Article: Michael Quaye
Benin makes only its second appearance at the African Cup of Nations in Ghana as a written-off outsider in a group that contains heavyweights Nigeria, Cote d’Ivoire and now Mali.
If Group B is regarded as never short of quality, it is a legacy of the three other mates that has rubbed on their West African colleagues from Benin.
The Squirrels, as the Beninois national side is called, made their first appearance in Tunisia in 2004 under Ghanaian coach Cecil Jones Attuquayefio.
That occasion, easily played up by nationals of the French-speaking country as their proudest moment in football, was reminiscent of a cup-winning feat as it literally turned the country into a festival ground.
It was the single major achievement that gave the republic both political recognition across the world and fame in African football.
Two years after, The Squirrels floundered in the qualifiers for Egypt, and when they failed to reach the finals, it came as no surprise.

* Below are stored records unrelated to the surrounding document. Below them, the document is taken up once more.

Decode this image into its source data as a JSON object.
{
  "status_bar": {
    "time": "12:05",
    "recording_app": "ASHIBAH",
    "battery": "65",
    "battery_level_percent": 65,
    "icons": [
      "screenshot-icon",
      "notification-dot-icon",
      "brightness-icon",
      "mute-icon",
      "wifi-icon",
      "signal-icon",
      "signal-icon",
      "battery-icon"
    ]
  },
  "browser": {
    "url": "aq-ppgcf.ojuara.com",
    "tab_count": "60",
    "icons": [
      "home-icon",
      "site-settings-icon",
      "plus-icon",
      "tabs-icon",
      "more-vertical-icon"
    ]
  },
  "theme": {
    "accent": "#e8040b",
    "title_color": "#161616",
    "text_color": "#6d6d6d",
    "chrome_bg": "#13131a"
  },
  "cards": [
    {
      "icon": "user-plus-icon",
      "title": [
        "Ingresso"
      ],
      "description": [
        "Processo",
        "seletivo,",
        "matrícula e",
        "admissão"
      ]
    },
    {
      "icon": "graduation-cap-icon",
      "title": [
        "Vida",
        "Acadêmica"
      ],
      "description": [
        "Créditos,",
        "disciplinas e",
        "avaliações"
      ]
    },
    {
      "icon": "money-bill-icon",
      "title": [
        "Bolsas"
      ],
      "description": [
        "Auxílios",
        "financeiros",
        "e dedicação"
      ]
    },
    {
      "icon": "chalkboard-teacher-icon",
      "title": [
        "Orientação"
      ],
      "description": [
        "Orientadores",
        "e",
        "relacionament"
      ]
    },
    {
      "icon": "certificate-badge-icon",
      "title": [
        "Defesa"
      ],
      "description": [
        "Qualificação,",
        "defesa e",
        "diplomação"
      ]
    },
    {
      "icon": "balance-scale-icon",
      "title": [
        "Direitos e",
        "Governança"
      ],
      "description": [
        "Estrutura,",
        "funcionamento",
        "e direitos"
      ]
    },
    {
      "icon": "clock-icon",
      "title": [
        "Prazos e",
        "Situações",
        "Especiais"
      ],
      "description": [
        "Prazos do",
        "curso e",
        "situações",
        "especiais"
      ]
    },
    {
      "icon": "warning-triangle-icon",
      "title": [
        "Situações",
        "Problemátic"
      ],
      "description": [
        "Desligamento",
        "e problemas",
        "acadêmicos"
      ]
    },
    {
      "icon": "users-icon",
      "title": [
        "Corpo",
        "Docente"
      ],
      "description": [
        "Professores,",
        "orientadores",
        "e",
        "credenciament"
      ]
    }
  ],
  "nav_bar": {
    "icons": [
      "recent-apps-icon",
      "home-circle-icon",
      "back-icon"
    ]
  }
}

But their qualification for the tournament in Ghana, alongside group winners Mali, in a group that featured Togo, was as vintage as they could ever make it. With the last games remaining in Group 9, The Squirrels needed a win in Sierra Leone to take their destiny in their own hands, while Mali battled Togo in Lome where one of the two could fall out.
A 2-0 victory in Freetown was the perfect result that Sierra Leone wanted, and when Togo succumbed to Mali at home, the news made no impact on Benin’s qualification.
With no major ‘star’ to look up to, The Squirrels have held teamwork and unity as their mainstay in their struggle to emerge from the doldrums of international football. Ghana 2008 is just another effort in this direction.